WHAT IS BEING ASKED :: An exact copy of every record is needed, with all pictures omitted.

Segment Start: SUPPLIED ENTRIES

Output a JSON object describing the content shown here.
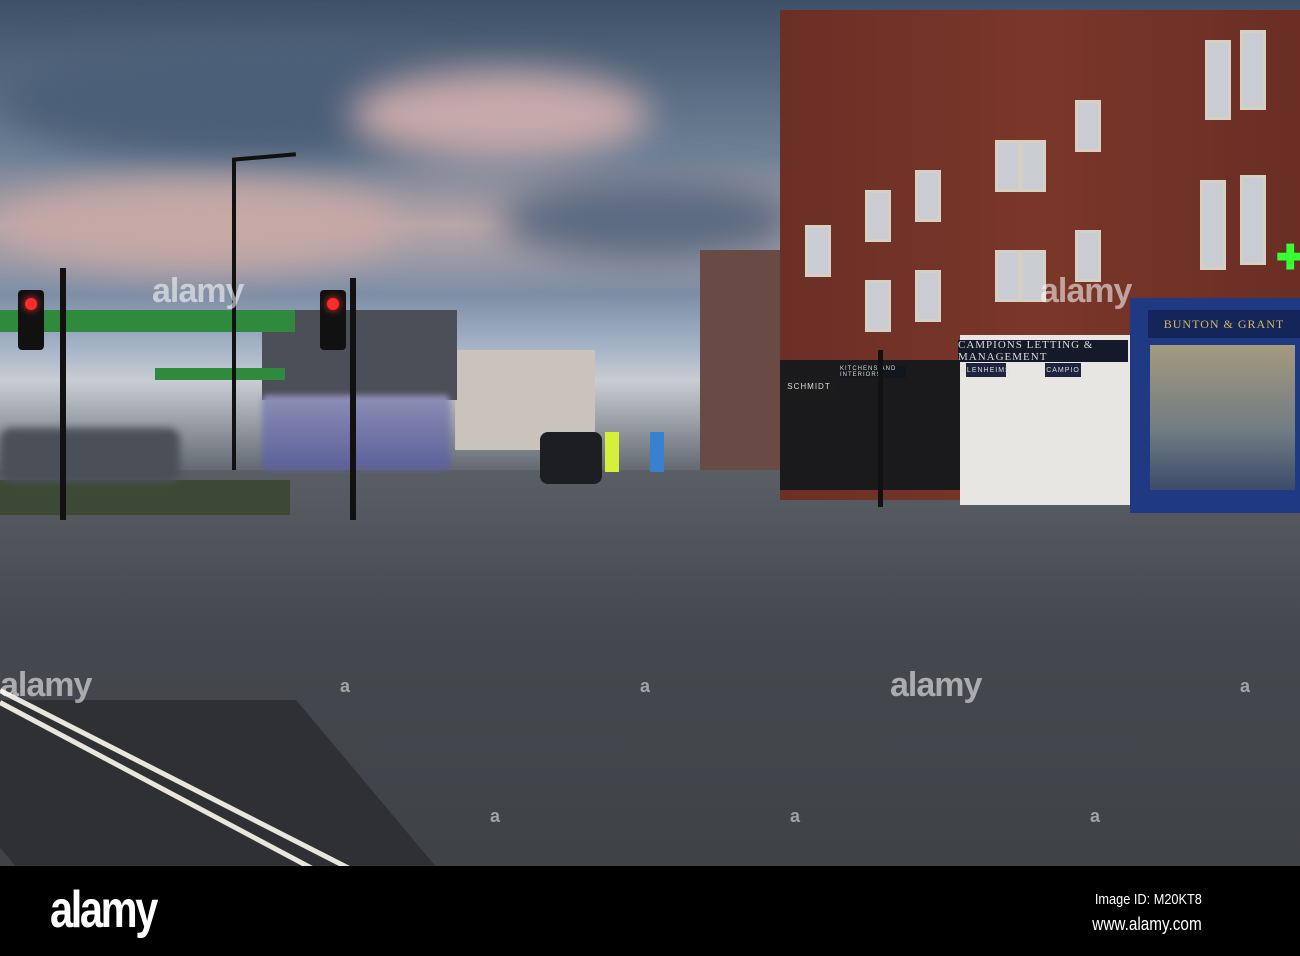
{
  "photo": {
    "watermark": "alamy",
    "shop_signs": {
      "bunton": "BUNTON & GRANT",
      "campions": "CAMPIONS  LETTING & MANAGEMENT",
      "blenheims": "BLENHEIMS",
      "campions_small": "CAMPIO",
      "schmidt": "SCHMIDT",
      "kitchens": "KITCHENS AND INTERIORS"
    }
  },
  "footer": {
    "logo": "alamy",
    "image_id": "Image ID: M20KT8",
    "url": "www.alamy.com"
  }
}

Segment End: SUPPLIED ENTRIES

EXERCISE OUTPUT ::
Output a JSON object describing the content shown here.
{
  "photo": {
    "watermark": "alamy",
    "shop_signs": {
      "bunton": "BUNTON & GRANT",
      "campions": "CAMPIONS  LETTING & MANAGEMENT",
      "blenheims": "BLENHEIMS",
      "campions_small": "CAMPIO",
      "schmidt": "SCHMIDT",
      "kitchens": "KITCHENS AND INTERIORS"
    }
  },
  "footer": {
    "logo": "alamy",
    "image_id": "Image ID: M20KT8",
    "url": "www.alamy.com"
  }
}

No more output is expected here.